http://dx.doi.org/10.1155/2010/676041
Research Article

Trends in Mean Annual Minimum and Maximum Near Surface Temperature in Nairobi City, Kenya

Geography Department, Kenyatta University, P.O. Box 43844, 00100 Nairobi, Kenya

Received 25 September 2009; Accepted 11 January 2010

Academic Editor: Shouting Gao

Copyright © 2010 George Lukoye Makokha and Chris A. Shisanya. This is an open access article distributed under the Creative Commons Attribution License, which permits unrestricted use, distribution, and reproduction in any medium, provided the original work is properly cited.

Abstract

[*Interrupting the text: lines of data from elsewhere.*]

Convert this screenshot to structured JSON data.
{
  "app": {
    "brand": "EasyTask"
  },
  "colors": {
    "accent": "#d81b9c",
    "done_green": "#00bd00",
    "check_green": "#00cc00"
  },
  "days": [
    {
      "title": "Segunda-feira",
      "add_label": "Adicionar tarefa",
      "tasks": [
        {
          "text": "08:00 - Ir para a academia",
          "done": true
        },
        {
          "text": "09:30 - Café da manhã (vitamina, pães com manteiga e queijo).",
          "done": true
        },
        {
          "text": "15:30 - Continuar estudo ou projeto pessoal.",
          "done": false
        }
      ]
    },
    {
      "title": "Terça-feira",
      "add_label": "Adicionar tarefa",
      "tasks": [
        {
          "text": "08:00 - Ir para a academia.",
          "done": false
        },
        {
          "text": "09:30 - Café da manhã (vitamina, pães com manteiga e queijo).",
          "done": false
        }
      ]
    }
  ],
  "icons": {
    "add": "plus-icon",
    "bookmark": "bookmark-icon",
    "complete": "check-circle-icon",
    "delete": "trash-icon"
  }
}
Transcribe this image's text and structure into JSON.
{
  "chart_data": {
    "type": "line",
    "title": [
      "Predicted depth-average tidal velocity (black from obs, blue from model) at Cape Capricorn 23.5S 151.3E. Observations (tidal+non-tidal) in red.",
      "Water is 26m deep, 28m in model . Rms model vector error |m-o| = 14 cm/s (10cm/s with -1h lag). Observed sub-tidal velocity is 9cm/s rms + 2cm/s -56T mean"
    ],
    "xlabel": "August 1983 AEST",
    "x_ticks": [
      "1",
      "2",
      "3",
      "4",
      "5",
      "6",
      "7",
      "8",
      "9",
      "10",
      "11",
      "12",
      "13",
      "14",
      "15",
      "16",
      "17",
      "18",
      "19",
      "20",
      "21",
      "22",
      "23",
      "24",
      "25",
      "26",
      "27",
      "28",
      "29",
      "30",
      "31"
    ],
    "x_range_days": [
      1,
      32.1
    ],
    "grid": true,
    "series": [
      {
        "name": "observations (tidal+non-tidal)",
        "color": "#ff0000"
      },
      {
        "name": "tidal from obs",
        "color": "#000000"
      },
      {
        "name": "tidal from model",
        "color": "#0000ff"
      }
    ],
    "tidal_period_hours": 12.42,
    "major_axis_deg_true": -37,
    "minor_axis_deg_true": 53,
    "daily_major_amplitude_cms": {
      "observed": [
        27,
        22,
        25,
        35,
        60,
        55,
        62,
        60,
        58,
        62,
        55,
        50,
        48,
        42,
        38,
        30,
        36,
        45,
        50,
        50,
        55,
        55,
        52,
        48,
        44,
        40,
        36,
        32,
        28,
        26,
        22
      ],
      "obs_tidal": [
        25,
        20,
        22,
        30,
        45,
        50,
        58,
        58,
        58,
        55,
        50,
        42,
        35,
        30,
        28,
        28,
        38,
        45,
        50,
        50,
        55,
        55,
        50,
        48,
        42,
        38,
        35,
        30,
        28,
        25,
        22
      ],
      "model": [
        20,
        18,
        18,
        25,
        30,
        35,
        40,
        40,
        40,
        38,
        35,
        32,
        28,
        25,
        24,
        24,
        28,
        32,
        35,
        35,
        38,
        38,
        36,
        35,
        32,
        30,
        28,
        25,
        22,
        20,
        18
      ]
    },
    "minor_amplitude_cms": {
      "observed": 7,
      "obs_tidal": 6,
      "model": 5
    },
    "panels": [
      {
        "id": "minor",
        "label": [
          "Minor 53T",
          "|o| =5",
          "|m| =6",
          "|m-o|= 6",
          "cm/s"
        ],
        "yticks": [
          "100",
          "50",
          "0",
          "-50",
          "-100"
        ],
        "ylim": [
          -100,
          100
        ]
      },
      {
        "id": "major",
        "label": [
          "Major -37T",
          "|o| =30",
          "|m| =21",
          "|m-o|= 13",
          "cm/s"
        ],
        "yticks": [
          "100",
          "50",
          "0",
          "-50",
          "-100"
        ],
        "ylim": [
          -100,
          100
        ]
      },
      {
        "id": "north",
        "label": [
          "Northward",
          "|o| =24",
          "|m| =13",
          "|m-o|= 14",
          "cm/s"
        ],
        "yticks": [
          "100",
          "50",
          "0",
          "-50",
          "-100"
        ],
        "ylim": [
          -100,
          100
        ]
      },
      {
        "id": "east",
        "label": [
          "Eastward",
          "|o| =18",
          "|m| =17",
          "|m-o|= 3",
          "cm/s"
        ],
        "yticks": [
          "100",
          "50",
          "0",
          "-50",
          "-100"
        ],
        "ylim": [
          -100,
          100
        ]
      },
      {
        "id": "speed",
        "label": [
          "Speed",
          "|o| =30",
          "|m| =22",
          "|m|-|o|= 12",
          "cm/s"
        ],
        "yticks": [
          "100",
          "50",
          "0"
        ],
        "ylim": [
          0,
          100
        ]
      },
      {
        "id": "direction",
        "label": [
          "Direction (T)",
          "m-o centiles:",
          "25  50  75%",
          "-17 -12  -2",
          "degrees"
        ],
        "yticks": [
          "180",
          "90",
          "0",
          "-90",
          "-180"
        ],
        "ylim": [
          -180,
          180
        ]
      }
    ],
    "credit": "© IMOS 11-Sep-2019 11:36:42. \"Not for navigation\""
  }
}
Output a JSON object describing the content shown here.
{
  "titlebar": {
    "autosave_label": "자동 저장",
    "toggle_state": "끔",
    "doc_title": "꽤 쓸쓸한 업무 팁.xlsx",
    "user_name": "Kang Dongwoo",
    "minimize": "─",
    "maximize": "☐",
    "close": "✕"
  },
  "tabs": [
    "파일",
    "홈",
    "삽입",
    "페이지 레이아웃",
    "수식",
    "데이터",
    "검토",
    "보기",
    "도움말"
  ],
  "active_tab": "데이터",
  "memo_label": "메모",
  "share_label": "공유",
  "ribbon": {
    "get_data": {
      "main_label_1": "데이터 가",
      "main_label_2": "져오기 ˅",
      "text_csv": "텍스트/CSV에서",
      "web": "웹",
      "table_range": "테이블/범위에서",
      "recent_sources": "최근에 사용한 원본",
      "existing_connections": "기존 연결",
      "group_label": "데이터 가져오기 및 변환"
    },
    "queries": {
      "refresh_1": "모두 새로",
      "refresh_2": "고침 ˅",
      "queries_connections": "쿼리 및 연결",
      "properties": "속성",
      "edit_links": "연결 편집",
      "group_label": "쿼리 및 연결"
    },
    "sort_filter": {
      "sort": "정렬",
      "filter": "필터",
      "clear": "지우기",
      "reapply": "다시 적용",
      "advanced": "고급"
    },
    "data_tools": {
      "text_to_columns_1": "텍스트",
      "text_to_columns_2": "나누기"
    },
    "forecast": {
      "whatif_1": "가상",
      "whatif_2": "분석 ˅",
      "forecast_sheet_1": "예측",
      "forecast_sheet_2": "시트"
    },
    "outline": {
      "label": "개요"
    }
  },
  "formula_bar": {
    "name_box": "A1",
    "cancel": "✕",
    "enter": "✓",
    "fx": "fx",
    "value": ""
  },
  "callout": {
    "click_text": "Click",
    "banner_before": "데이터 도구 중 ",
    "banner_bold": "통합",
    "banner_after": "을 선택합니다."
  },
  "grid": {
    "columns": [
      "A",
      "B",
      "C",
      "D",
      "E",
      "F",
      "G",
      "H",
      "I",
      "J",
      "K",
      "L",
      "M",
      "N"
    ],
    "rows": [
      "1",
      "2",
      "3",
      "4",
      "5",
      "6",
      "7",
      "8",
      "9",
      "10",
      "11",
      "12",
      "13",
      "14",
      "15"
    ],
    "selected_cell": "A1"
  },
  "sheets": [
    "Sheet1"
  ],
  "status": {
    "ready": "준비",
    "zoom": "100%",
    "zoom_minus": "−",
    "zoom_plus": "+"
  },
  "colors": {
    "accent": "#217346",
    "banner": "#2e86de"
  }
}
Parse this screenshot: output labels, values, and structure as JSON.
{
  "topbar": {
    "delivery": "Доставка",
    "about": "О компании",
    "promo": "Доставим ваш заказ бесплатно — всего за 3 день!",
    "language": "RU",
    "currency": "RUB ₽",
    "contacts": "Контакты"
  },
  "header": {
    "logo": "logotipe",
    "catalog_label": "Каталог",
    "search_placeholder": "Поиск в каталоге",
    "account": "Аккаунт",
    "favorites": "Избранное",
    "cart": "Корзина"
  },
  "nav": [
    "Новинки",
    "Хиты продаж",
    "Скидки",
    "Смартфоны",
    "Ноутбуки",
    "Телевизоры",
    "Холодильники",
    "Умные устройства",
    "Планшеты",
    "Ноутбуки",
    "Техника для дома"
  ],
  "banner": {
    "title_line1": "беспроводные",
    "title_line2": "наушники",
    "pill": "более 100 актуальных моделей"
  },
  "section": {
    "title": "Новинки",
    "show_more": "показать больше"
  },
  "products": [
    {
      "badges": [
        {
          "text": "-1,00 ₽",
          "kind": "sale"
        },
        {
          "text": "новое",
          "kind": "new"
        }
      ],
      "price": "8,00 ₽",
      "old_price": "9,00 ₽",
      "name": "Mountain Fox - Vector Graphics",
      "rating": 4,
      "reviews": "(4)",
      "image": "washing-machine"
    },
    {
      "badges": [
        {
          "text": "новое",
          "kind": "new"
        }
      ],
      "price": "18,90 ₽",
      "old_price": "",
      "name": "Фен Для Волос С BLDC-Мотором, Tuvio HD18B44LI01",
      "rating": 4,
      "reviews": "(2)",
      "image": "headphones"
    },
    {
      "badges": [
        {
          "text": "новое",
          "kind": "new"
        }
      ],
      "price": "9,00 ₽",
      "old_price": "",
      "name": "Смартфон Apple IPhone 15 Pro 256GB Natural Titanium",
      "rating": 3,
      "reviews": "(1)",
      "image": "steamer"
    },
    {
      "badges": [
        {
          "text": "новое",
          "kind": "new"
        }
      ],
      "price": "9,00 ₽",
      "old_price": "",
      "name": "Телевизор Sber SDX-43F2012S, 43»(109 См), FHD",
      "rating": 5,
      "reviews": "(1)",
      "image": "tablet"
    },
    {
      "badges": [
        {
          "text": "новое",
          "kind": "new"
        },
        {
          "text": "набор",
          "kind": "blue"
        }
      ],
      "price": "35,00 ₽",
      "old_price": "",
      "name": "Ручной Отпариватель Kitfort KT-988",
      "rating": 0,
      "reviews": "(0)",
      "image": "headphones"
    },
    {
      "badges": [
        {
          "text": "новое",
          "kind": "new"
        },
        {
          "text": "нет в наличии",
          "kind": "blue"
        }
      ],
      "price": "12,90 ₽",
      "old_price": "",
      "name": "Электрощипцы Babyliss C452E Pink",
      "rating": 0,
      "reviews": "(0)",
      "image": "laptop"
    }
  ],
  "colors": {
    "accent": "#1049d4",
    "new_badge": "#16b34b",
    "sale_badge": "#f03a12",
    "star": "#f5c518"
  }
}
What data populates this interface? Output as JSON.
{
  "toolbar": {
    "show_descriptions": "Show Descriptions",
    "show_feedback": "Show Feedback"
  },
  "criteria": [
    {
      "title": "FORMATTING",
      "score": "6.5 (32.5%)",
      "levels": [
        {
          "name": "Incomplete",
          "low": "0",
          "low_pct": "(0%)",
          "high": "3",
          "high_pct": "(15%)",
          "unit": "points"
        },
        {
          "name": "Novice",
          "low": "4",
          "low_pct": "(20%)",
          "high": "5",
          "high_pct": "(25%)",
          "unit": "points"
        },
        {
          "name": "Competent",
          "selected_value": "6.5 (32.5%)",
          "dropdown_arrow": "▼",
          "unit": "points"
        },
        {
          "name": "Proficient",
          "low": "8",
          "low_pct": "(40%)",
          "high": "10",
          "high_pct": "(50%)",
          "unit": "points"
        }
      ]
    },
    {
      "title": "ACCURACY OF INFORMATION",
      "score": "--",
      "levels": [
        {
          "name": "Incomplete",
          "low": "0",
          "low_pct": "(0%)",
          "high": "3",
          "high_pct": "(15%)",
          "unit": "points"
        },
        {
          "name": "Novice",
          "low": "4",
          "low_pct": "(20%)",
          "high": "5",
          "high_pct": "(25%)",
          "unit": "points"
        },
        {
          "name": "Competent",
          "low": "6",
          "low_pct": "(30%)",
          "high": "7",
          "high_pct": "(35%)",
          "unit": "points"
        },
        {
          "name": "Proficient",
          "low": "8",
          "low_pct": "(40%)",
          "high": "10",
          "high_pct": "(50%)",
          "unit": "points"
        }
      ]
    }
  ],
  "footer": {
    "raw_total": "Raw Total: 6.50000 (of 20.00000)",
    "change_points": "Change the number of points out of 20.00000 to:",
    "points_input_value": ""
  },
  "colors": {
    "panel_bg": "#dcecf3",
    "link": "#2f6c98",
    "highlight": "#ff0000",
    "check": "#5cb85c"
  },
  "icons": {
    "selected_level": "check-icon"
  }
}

This paper examines the long-term urban modification of mean annual conditions of near surface temperature in Nairobi City. Data from four weather stations situated in Nairobi were collected from the Kenya Meteorological Department for the period from 1966 to 1999 inclusive. The data included mean annual maximum and minimum temperatures, and was first subjected to homogeneity test before analysis. Both linear regression and Mann-Kendall rank test were used to discern the mean annual trends. Results show that the change of temperature over the thirty-four years study period is higher for minimum temperature than maximum temperature. The warming trends began earlier and are more significant at the urban stations than is the case at the sub-urban stations, an indication of the spread of urbanisation from the built-up Central Business District (CBD) to the suburbs. The established significant warming trends in minimum temperature, which are likely to reach higher proportions in future, pose serious challenges on climate and urban planning of the city. In particular the effect of increased minimum temperature on human physiological comfort, building and urban design, wind circulation and air pollution needs to be incorporated in future urban planning programmes of the city.